Recently, Alabama faced the devastating news that mandatory certification of court reporters could possibly cease to exist October 1, 2010. What began as a sunset bill (SB564), with no controversial issues, should have passed quickly and without opposition. However, the bill was amended on the floor of the legislature without the knowledge of the Alabama Court Reporters Association -- and with a misrepresentation that ACRA and the Alabama Board of Court Reporting were in agreement with the amendments when, in fact, we knew nothing about them. Those who sought to undermine many years of hard work in obtaining certification in our state were assisted by the powerful trial lawyers association, the Alabama Association for Justice, who were possibly victims of misrepresentation as well.

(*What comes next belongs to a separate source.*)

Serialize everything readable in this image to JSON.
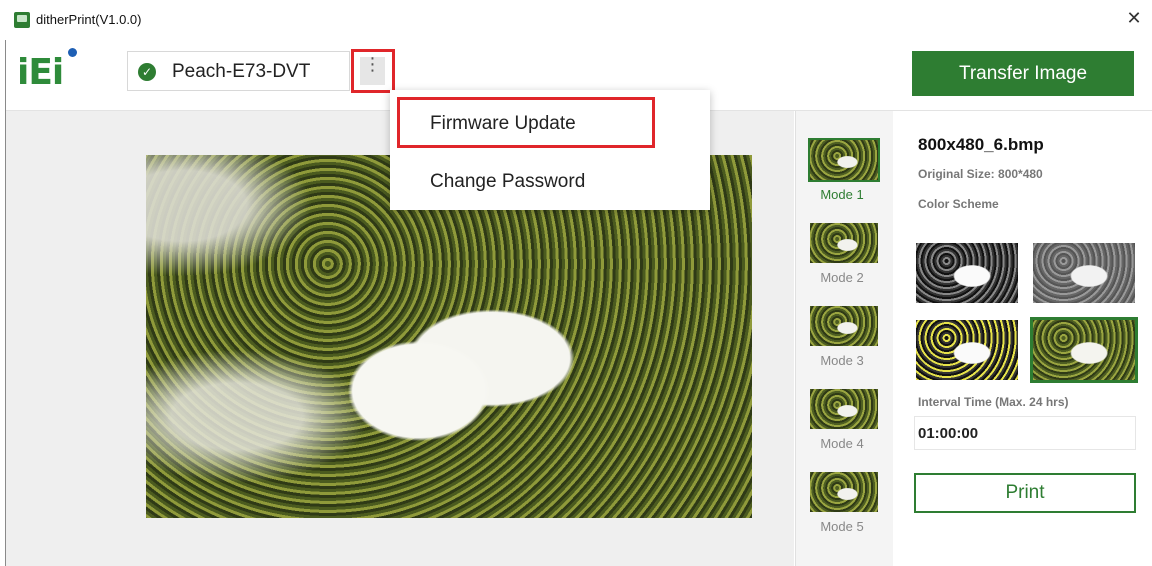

ABCR and ACRA immediately began intense grassroots efforts, and court reporters became a daily presence at the Alabama State House. As a result of the training ACRA leaders received at NCRA’s Legislative Boot Camp, we were able to implement those grassroots efforts Sheree Cater and I had learned, and SB564 successfully passed the Senate and the House and now has Governor Riley’s signature. With only minimal amended language in the bill, our efforts have paid off! Boot Camp provided us the knowledge, skills, and confidence to take action and achieve positive results.

Mary Hicks, RPR, is president-elect of the Alabama Court Reporters Association.